INPUT DATA
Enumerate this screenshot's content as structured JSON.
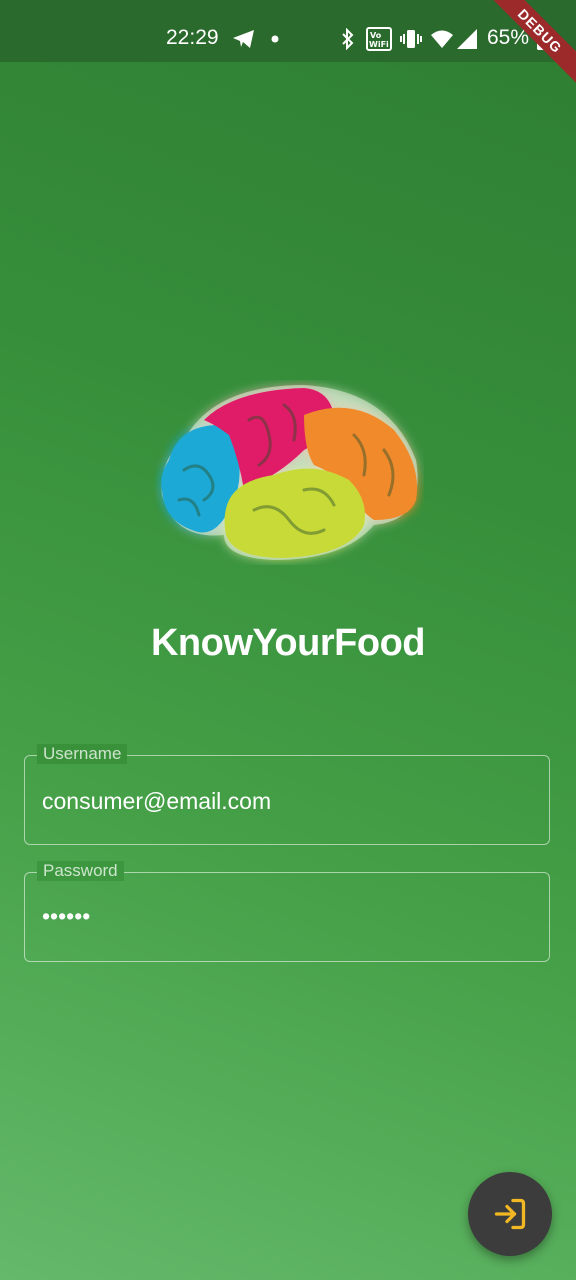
{
  "status_bar": {
    "time": "22:29",
    "battery": "65%",
    "icons": [
      "telegram-icon",
      "dot-icon",
      "bluetooth-icon",
      "vowifi-icon",
      "vibrate-icon",
      "wifi-icon",
      "signal-icon",
      "battery-icon"
    ]
  },
  "debug_banner": "DEBUG",
  "app": {
    "title": "KnowYourFood",
    "logo": "brain-logo"
  },
  "form": {
    "username": {
      "label": "Username",
      "value": "consumer@email.com"
    },
    "password": {
      "label": "Password",
      "value": "••••••"
    }
  },
  "fab": {
    "icon": "login-icon",
    "color": "#f2b824"
  },
  "colors": {
    "background": "#388e3c",
    "fab": "#3c3c3c",
    "accent": "#f2b824"
  }
}
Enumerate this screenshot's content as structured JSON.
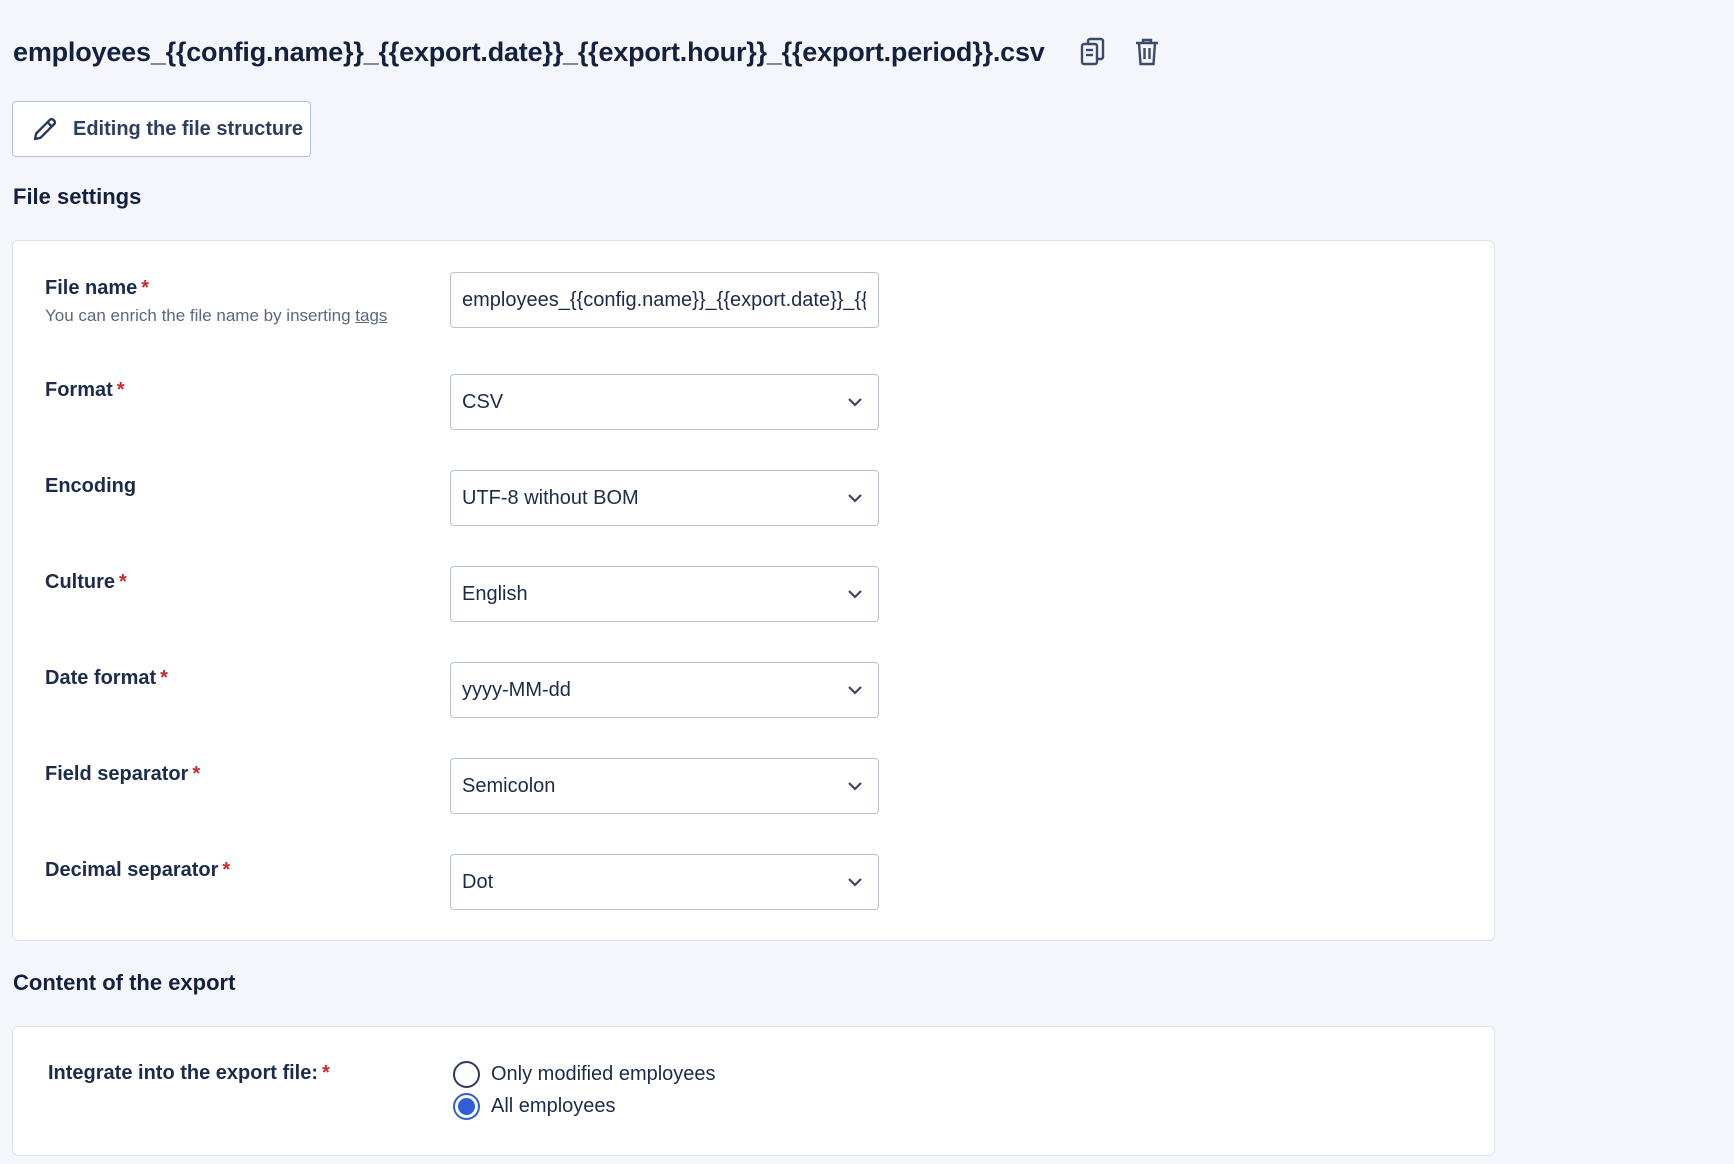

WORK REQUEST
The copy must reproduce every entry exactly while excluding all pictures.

WRITTEN REPLY
Enumerate this screenshot's content as structured JSON.
{
  "status_bar": {
    "time": "22:29",
    "battery": "65%",
    "icons": [
      "telegram-icon",
      "dot-icon",
      "bluetooth-icon",
      "vowifi-icon",
      "vibrate-icon",
      "wifi-icon",
      "signal-icon",
      "battery-icon"
    ]
  },
  "debug_banner": "DEBUG",
  "app": {
    "title": "KnowYourFood",
    "logo": "brain-logo"
  },
  "form": {
    "username": {
      "label": "Username",
      "value": "consumer@email.com"
    },
    "password": {
      "label": "Password",
      "value": "••••••"
    }
  },
  "fab": {
    "icon": "login-icon",
    "color": "#f2b824"
  },
  "colors": {
    "background": "#388e3c",
    "fab": "#3c3c3c",
    "accent": "#f2b824"
  }
}
Enumerate this screenshot's content as structured JSON.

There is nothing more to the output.